Netherlands-based illustrator Timo Kuilder applies his style to both his personal work and commercial commissions meaning there’s a consistency across his whole portfolio, which is full of pared-back characters, simple colour palettes and tight linework. “My work can be described as graphic, bold, reduced. I do quite clean vector work, but like to roughen it up by adding some halftone textures and playing around with brushes,” explains Timo. “This helps to make it more organise and I like it when these little accidents happen. I don’t work with a particular colour palette, but tend to use a small amount of colours.”
Timo has an impressive client list with commissions from Monocle, Adobe, Facebook, Twitter, WeTransfer and Bloomberg. It was the illustrator’s minimalist spots for psychology magazine Quest that caught our eye for their clarity. The images cover various topics including the positive effects of writing down your feelings, why people feel better when they see others doing worse and a very specific article on “why women like to drink white wine”.

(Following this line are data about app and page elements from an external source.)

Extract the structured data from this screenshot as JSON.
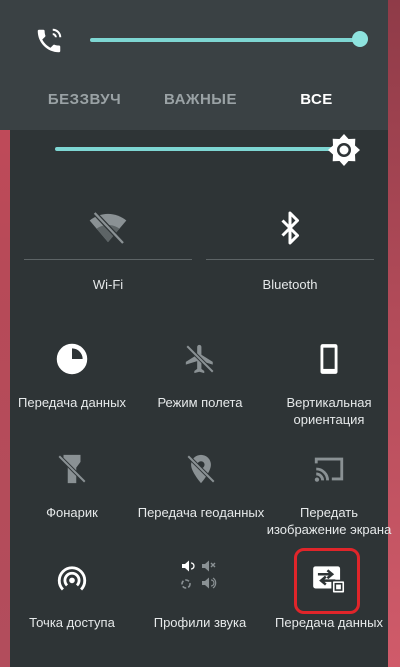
{
  "volume": {
    "level_fraction": 1.0,
    "modes": [
      {
        "label": "БЕЗЗВУЧ",
        "active": false
      },
      {
        "label": "ВАЖНЫЕ",
        "active": false
      },
      {
        "label": "ВСЕ",
        "active": true
      }
    ]
  },
  "brightness": {
    "level_fraction": 0.95
  },
  "tiles": {
    "wifi": {
      "label": "Wi-Fi",
      "icon": "wifi-off-icon"
    },
    "bluetooth": {
      "label": "Bluetooth",
      "icon": "bluetooth-icon"
    },
    "data_usage": {
      "label": "Передача данных",
      "icon": "data-usage-icon"
    },
    "airplane": {
      "label": "Режим полета",
      "icon": "airplane-icon"
    },
    "rotation": {
      "label_1": "Вертикальная",
      "label_2": "ориентация",
      "icon": "portrait-icon"
    },
    "flashlight": {
      "label": "Фонарик",
      "icon": "flashlight-off-icon"
    },
    "location": {
      "label": "Передача геоданных",
      "icon": "location-off-icon"
    },
    "cast": {
      "label_1": "Передать",
      "label_2": "изображение экрана",
      "icon": "cast-icon"
    },
    "hotspot": {
      "label": "Точка доступа",
      "icon": "hotspot-icon"
    },
    "sound_profiles": {
      "label": "Профили звука",
      "icon": "sound-profile-icon"
    },
    "data_transfer": {
      "label": "Передача данных",
      "icon": "data-transfer-icon"
    }
  },
  "colors": {
    "accent": "#7ed6d3",
    "highlight": "#e0252a",
    "panel": "#2e3436"
  }
}
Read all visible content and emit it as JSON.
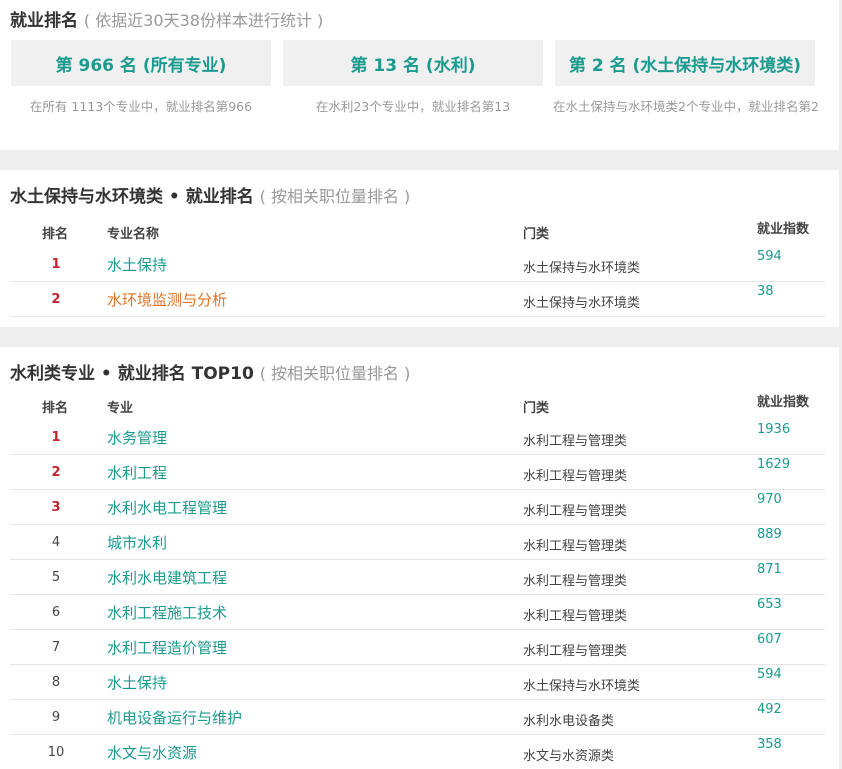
{
  "summary": {
    "title": "就业排名",
    "subtitle": "( 依据近30天38份样本进行统计 )",
    "cards": [
      {
        "label": "第 966 名 (所有专业)",
        "desc": "在所有 1113个专业中，就业排名第966"
      },
      {
        "label": "第 13 名 (水利)",
        "desc": "在水利23个专业中，就业排名第13"
      },
      {
        "label": "第 2 名 (水土保持与水环境类)",
        "desc": "在水土保持与水环境类2个专业中，就业排名第2"
      }
    ]
  },
  "section1": {
    "title": "水土保持与水环境类 • 就业排名",
    "subtitle": "( 按相关职位量排名 )",
    "headers": {
      "rank": "排名",
      "name": "专业名称",
      "category": "门类",
      "index": "就业指数"
    },
    "rows": [
      {
        "rank": "1",
        "name": "水土保持",
        "category": "水土保持与水环境类",
        "index": "594"
      },
      {
        "rank": "2",
        "name": "水环境监测与分析",
        "category": "水土保持与水环境类",
        "index": "38"
      }
    ]
  },
  "section2": {
    "title": "水利类专业 • 就业排名 TOP10",
    "subtitle": "( 按相关职位量排名 )",
    "headers": {
      "rank": "排名",
      "name": "专业",
      "category": "门类",
      "index": "就业指数"
    },
    "rows": [
      {
        "rank": "1",
        "name": "水务管理",
        "category": "水利工程与管理类",
        "index": "1936"
      },
      {
        "rank": "2",
        "name": "水利工程",
        "category": "水利工程与管理类",
        "index": "1629"
      },
      {
        "rank": "3",
        "name": "水利水电工程管理",
        "category": "水利工程与管理类",
        "index": "970"
      },
      {
        "rank": "4",
        "name": "城市水利",
        "category": "水利工程与管理类",
        "index": "889"
      },
      {
        "rank": "5",
        "name": "水利水电建筑工程",
        "category": "水利工程与管理类",
        "index": "871"
      },
      {
        "rank": "6",
        "name": "水利工程施工技术",
        "category": "水利工程与管理类",
        "index": "653"
      },
      {
        "rank": "7",
        "name": "水利工程造价管理",
        "category": "水利工程与管理类",
        "index": "607"
      },
      {
        "rank": "8",
        "name": "水土保持",
        "category": "水土保持与水环境类",
        "index": "594"
      },
      {
        "rank": "9",
        "name": "机电设备运行与维护",
        "category": "水利水电设备类",
        "index": "492"
      },
      {
        "rank": "10",
        "name": "水文与水资源",
        "category": "水文与水资源类",
        "index": "358"
      }
    ]
  }
}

Despite the stripped-back nature of Timo’s characters and lack of facial expressions, there’s still an energy within his illustrations. “I think they appear active because of their exaggerated actions and oversized accessories,” he says. The illustrator has recently updated his process, preferring to create preliminary sketches on an iPad Pro as opposed to sketching with pencils. “Sketching works well for just getting the idea across. After a rough sketch, I mainly hangout in Illustrator,” Timo says. “I have a background in type design, so I’m a bit nerdy about my vector handles. Most of the time I end up in Photoshop by adding some final touches, textures and stuff.” Timo’s work is communicative and reduces stories and ideas to their bare minimum, offering a refreshing take on complex subjects.
- Malika Favre talks about studying engineering, her first job and tight deadlines from The New Yorker
- Say what you see, it’s Best of the Web!
- The art of plane watching captured by Mindaugas Kavaliauskas
- Friday Mixtape: escape from the world with Xenoula's ethereal mix
- Towers of Thanks: Res photographs their mother's life working for Donald Trump
- A world of pain: Sixteen Journal's latest issue
- Parker Day's lurid colours and grotesque characters elevate identity and fantasy (NSFW)
- Paper reveals Break the Internet take two, with Nicki Minaj shot by Ellen von Unwerth
- Bea de Giacomo photographs the wonders of pregnancy
- Matthieu Lavanchy recreates food emojis "irl" for The Gourmand's tenth issue
- Introducing Broccoli, the publication “normalising cannabis use, especially for women”
- One Step Ahead: we meet Paula Scher, the trailblazing Pentagram Partner